It was time to call in the expert, my sister, again, and ask for advice. She told me that she cooks her buttercake like she cooks her brownies. If you've ever had steak in France, you'll have a pretty good idea what that's like. Not wanting to get Salmonella poisoning, I cut the initial cooking time to 13 minutes and the second to 12 minutes. The result was even better but I still wasn't happy.
By the way, not one person complained about the quality of any of the prototypes but I knew I could do better!
Finally, on try #6, I got what I was looking for but using a way-too-complicated method. First, I cook the crust at 300F for 13 minutes, add the liquid topping, and then cook the whole thing again at 350F for another 10 minutes. The result was a base that was cooked, but not too much, and a topping that was slightly crusty but still liquidy on the inside:
So, you want to try it? It's really good. Your family and friends will love you (again)! The recipe is below but you can also download the pdf file from this link. Let me know in the comments below if you try it and what you thought. Enjoy!
4 ounces (115g) butter + small quantity for greasing pan
1 box of plain yellow (or white) cake mix (~517g – less is okay)
8 ounces (230g) cream cheese
½ teaspoon (2.5ml) almond extract
2 ½ cups (325g) confectioners’ (powered) sugar
1. Heat oven to 300f (150c) – you many have to adjust this up/down
2. Butter (grease) a 9”x13” (~229x330mm) cake pan
3. Melt butter. Make sure to not “cook” the butter.
4. Stir melted butter and 1 egg into the boxed cake mix and mix into dough.
5. Press dough evenly into bottom of buttered pan.
6. Bake crust for 13 minutes at 300f (150c) then remove from oven.
7. Optional: Change oven temp. to 350f (175c) after removing crust.
8. While baking crust, mix cream cheese, almond extract, confectioners’ sugar, and the remaining 2 eggs in a large bowl.

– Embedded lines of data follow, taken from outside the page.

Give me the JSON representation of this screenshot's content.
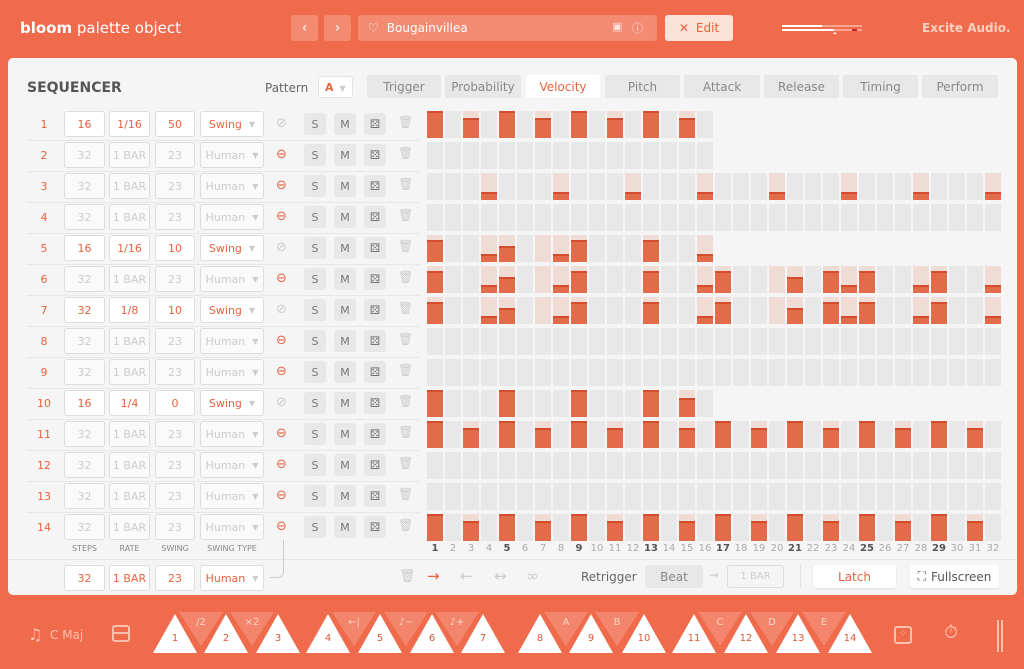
{
  "header": {
    "title_bold": "bloom",
    "title_rest": "palette object",
    "prev_icon": "chevron-left-icon",
    "next_icon": "chevron-right-icon",
    "preset_name": "Bougainvillea",
    "edit_label": "Edit",
    "brand": "Excite Audio."
  },
  "sequencer": {
    "title": "SEQUENCER",
    "pattern_label": "Pattern",
    "pattern_value": "A",
    "tabs": [
      {
        "label": "Trigger"
      },
      {
        "label": "Probability"
      },
      {
        "label": "Velocity",
        "active": true
      },
      {
        "label": "Pitch"
      },
      {
        "label": "Attack"
      },
      {
        "label": "Release"
      },
      {
        "label": "Timing"
      },
      {
        "label": "Perform"
      }
    ],
    "solo_label": "S",
    "mute_label": "M",
    "rows": [
      {
        "num": "1",
        "steps": "16",
        "rate": "1/16",
        "swing": "50",
        "swing_type": "Swing",
        "active": true,
        "linked": false,
        "visible_steps": 16,
        "velocity": {
          "1": 1,
          "3": 0.75,
          "5": 1,
          "7": 0.75,
          "9": 1,
          "11": 0.75,
          "13": 1,
          "15": 0.75
        },
        "ghost_only": []
      },
      {
        "num": "2",
        "steps": "32",
        "rate": "1 BAR",
        "swing": "23",
        "swing_type": "Human",
        "active": false,
        "linked": true,
        "visible_steps": 16,
        "velocity": {},
        "ghost_only": []
      },
      {
        "num": "3",
        "steps": "32",
        "rate": "1 BAR",
        "swing": "23",
        "swing_type": "Human",
        "active": false,
        "linked": true,
        "visible_steps": 32,
        "velocity": {
          "4": 0.3,
          "8": 0.3,
          "12": 0.3,
          "16": 0.3,
          "20": 0.3,
          "24": 0.3,
          "28": 0.3,
          "32": 0.3
        },
        "ghost_only": []
      },
      {
        "num": "4",
        "steps": "32",
        "rate": "1 BAR",
        "swing": "23",
        "swing_type": "Human",
        "active": false,
        "linked": true,
        "visible_steps": 32,
        "velocity": {},
        "ghost_only": []
      },
      {
        "num": "5",
        "steps": "16",
        "rate": "1/16",
        "swing": "10",
        "swing_type": "Swing",
        "active": true,
        "linked": false,
        "visible_steps": 16,
        "velocity": {
          "1": 0.8,
          "4": 0.3,
          "5": 0.6,
          "8": 0.3,
          "9": 0.8,
          "13": 0.8,
          "16": 0.3
        },
        "ghost_only": [
          7
        ]
      },
      {
        "num": "6",
        "steps": "32",
        "rate": "1 BAR",
        "swing": "23",
        "swing_type": "Human",
        "active": false,
        "linked": true,
        "visible_steps": 32,
        "velocity": {
          "1": 0.8,
          "4": 0.3,
          "5": 0.6,
          "8": 0.3,
          "9": 0.8,
          "13": 0.8,
          "16": 0.3,
          "17": 0.8,
          "21": 0.6,
          "23": 0.8,
          "24": 0.3,
          "25": 0.8,
          "28": 0.3,
          "29": 0.8,
          "32": 0.3
        },
        "ghost_only": [
          7,
          20
        ]
      },
      {
        "num": "7",
        "steps": "32",
        "rate": "1/8",
        "swing": "10",
        "swing_type": "Swing",
        "active": true,
        "linked": false,
        "visible_steps": 32,
        "velocity": {
          "1": 0.8,
          "4": 0.3,
          "5": 0.6,
          "8": 0.3,
          "9": 0.8,
          "13": 0.8,
          "16": 0.3,
          "17": 0.8,
          "21": 0.6,
          "23": 0.8,
          "24": 0.3,
          "25": 0.8,
          "28": 0.3,
          "29": 0.8,
          "32": 0.3
        },
        "ghost_only": [
          7,
          20
        ]
      },
      {
        "num": "8",
        "steps": "32",
        "rate": "1 BAR",
        "swing": "23",
        "swing_type": "Human",
        "active": false,
        "linked": true,
        "visible_steps": 32,
        "velocity": {},
        "ghost_only": []
      },
      {
        "num": "9",
        "steps": "32",
        "rate": "1 BAR",
        "swing": "23",
        "swing_type": "Human",
        "active": false,
        "linked": true,
        "visible_steps": 32,
        "velocity": {},
        "ghost_only": []
      },
      {
        "num": "10",
        "steps": "16",
        "rate": "1/4",
        "swing": "0",
        "swing_type": "Swing",
        "active": true,
        "linked": false,
        "visible_steps": 16,
        "velocity": {
          "1": 1,
          "5": 1,
          "9": 1,
          "13": 1,
          "15": 0.7
        },
        "ghost_only": []
      },
      {
        "num": "11",
        "steps": "32",
        "rate": "1 BAR",
        "swing": "23",
        "swing_type": "Human",
        "active": false,
        "linked": true,
        "visible_steps": 32,
        "velocity": {
          "1": 1,
          "3": 0.75,
          "5": 1,
          "7": 0.75,
          "9": 1,
          "11": 0.75,
          "13": 1,
          "15": 0.75,
          "17": 1,
          "19": 0.75,
          "21": 1,
          "23": 0.75,
          "25": 1,
          "27": 0.75,
          "29": 1,
          "31": 0.75
        },
        "ghost_only": []
      },
      {
        "num": "12",
        "steps": "32",
        "rate": "1 BAR",
        "swing": "23",
        "swing_type": "Human",
        "active": false,
        "linked": true,
        "visible_steps": 32,
        "velocity": {},
        "ghost_only": []
      },
      {
        "num": "13",
        "steps": "32",
        "rate": "1 BAR",
        "swing": "23",
        "swing_type": "Human",
        "active": false,
        "linked": true,
        "visible_steps": 32,
        "velocity": {},
        "ghost_only": []
      },
      {
        "num": "14",
        "steps": "32",
        "rate": "1 BAR",
        "swing": "23",
        "swing_type": "Human",
        "active": false,
        "linked": true,
        "visible_steps": 32,
        "velocity": {
          "1": 1,
          "3": 0.75,
          "5": 1,
          "7": 0.75,
          "9": 1,
          "11": 0.75,
          "13": 1,
          "15": 0.75,
          "17": 1,
          "19": 0.75,
          "21": 1,
          "23": 0.75,
          "25": 1,
          "27": 0.75,
          "29": 1,
          "31": 0.75
        },
        "ghost_only": []
      }
    ],
    "column_labels": {
      "steps": "STEPS",
      "rate": "RATE",
      "swing": "SWING",
      "swing_type": "SWING TYPE"
    },
    "step_numbers": [
      "1",
      "2",
      "3",
      "4",
      "5",
      "6",
      "7",
      "8",
      "9",
      "10",
      "11",
      "12",
      "13",
      "14",
      "15",
      "16",
      "17",
      "18",
      "19",
      "20",
      "21",
      "22",
      "23",
      "24",
      "25",
      "26",
      "27",
      "28",
      "29",
      "30",
      "31",
      "32"
    ],
    "global": {
      "steps": "32",
      "rate": "1 BAR",
      "swing": "23",
      "swing_type": "Human"
    },
    "direction_icons": [
      "trash-icon",
      "arrow-right-icon",
      "arrow-left-icon",
      "arrow-left-right-icon",
      "infinity-icon"
    ],
    "retrigger_label": "Retrigger",
    "retrigger_value": "Beat",
    "retrigger_length": "1 BAR",
    "latch_label": "Latch",
    "fullscreen_label": "Fullscreen"
  },
  "footer": {
    "scale": "C Maj",
    "pads": [
      "1",
      "2",
      "3",
      "4",
      "5",
      "6",
      "7",
      "8",
      "9",
      "10",
      "11",
      "12",
      "13",
      "14"
    ],
    "modifiers": [
      "/2",
      "×2",
      "←|",
      "♪−",
      "♪+",
      "A",
      "B",
      "C",
      "D",
      "E"
    ]
  },
  "colors": {
    "accent": "#F06B4C",
    "bar": "#E26B4A",
    "ghost": "#EFDCD5",
    "cell": "#E8E8E8"
  }
}
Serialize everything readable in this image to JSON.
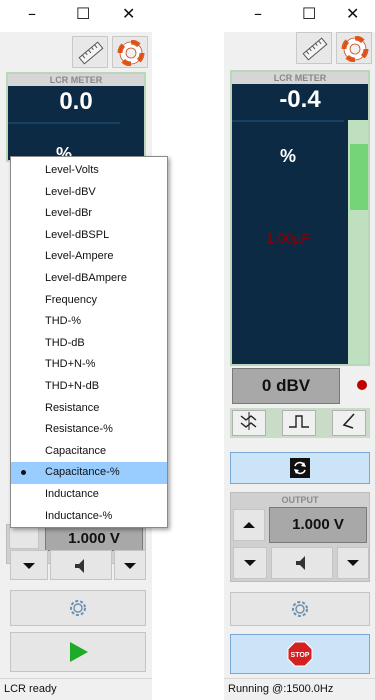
{
  "left_panel": {
    "window_controls": {
      "minimize": "–",
      "maximize": "☐",
      "close": "✕"
    },
    "meter": {
      "title": "LCR METER",
      "value": "0.0",
      "unit": "%"
    },
    "output": {
      "value": "1.000 V"
    },
    "status": "LCR ready",
    "dropdown": {
      "items": [
        "Level-Volts",
        "Level-dBV",
        "Level-dBr",
        "Level-dBSPL",
        "Level-Ampere",
        "Level-dBAmpere",
        "Frequency",
        "THD-%",
        "THD-dB",
        "THD+N-%",
        "THD+N-dB",
        "Resistance",
        "Resistance-%",
        "Capacitance",
        "Capacitance-%",
        "Inductance",
        "Inductance-%"
      ],
      "selected": "Capacitance-%"
    }
  },
  "right_panel": {
    "window_controls": {
      "minimize": "–",
      "maximize": "☐",
      "close": "✕"
    },
    "meter": {
      "title": "LCR METER",
      "value": "-0.4",
      "unit": "%",
      "reading": "1.00µF",
      "level_fraction": 0.45
    },
    "range": "0 dBV",
    "output": {
      "title": "OUTPUT",
      "value": "1.000 V"
    },
    "status": "Running @:1500.0Hz"
  },
  "colors": {
    "meter_bg": "#0d2a44",
    "level_green": "#74d477",
    "reading_red": "#8b0000",
    "selected_blue": "#99ccff",
    "run_green": "#1faa2a",
    "stop_red": "#d42020"
  },
  "icons": [
    "ruler-icon",
    "lifebuoy-icon",
    "averaging-icon",
    "pulse-icon",
    "probe-icon",
    "cycle-icon",
    "arrow-up-icon",
    "arrow-down-icon",
    "speaker-icon",
    "gear-icon",
    "play-icon",
    "stop-icon"
  ]
}
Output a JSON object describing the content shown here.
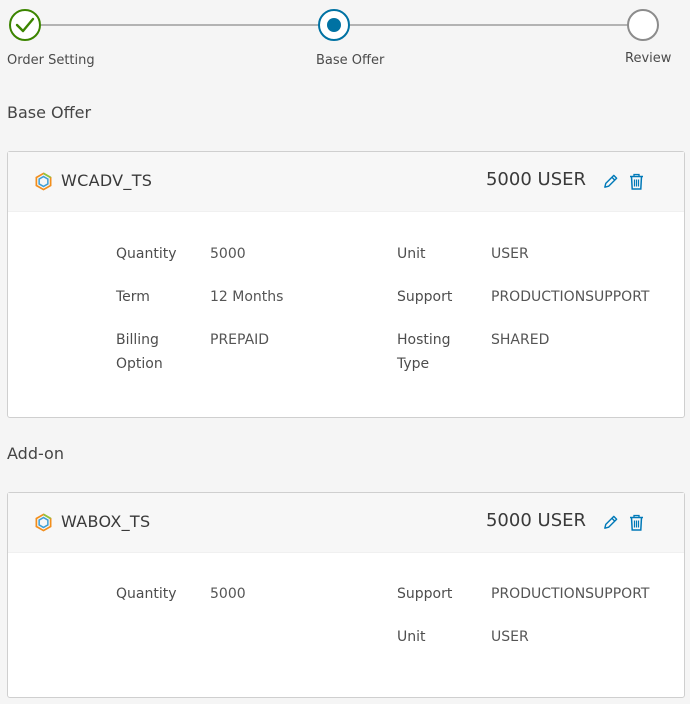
{
  "stepper": {
    "steps": [
      {
        "label": "Order Setting",
        "state": "complete"
      },
      {
        "label": "Base Offer",
        "state": "current"
      },
      {
        "label": "Review",
        "state": "pending"
      }
    ]
  },
  "base_offer": {
    "section_title": "Base Offer",
    "product_name": "WCADV_TS",
    "summary": "5000 USER",
    "fields": {
      "quantity_label": "Quantity",
      "quantity_value": "5000",
      "unit_label": "Unit",
      "unit_value": "USER",
      "term_label": "Term",
      "term_value": "12 Months",
      "support_label": "Support",
      "support_value": "PRODUCTIONSUPPORT",
      "billing_label_1": "Billing",
      "billing_label_2": "Option",
      "billing_value": "PREPAID",
      "hosting_label_1": "Hosting",
      "hosting_label_2": "Type",
      "hosting_value": "SHARED"
    }
  },
  "addon": {
    "section_title": "Add-on",
    "product_name": "WABOX_TS",
    "summary": "5000 USER",
    "fields": {
      "quantity_label": "Quantity",
      "quantity_value": "5000",
      "support_label": "Support",
      "support_value": "PRODUCTIONSUPPORT",
      "unit_label": "Unit",
      "unit_value": "USER"
    }
  },
  "colors": {
    "complete": "#3c8500",
    "current": "#0072a3",
    "pending": "#8c8c8c",
    "action_icon": "#0079b8"
  },
  "icons": {
    "complete": "check-circle-icon",
    "current": "dot-circle-icon",
    "pending": "empty-circle-icon",
    "product": "hexagon-logo-icon",
    "edit": "pencil-icon",
    "delete": "trash-icon"
  }
}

Beat for 3 minutes with an electric mixer set on medium-high speed.
9. Spread liquid mixture over top of partially-baked crust.
10. Continue to bake for 10 more minutes at 350f (175c) - 13 minutes if 300f (150c). The goal is to have a somewhat runny/liquidy center remain after the cake cools.
11. Allow cake to cool before cutting and serving.
12. Send my sister a note thanking her!
Oh buttercake, how do I love thee? Let me count the ways!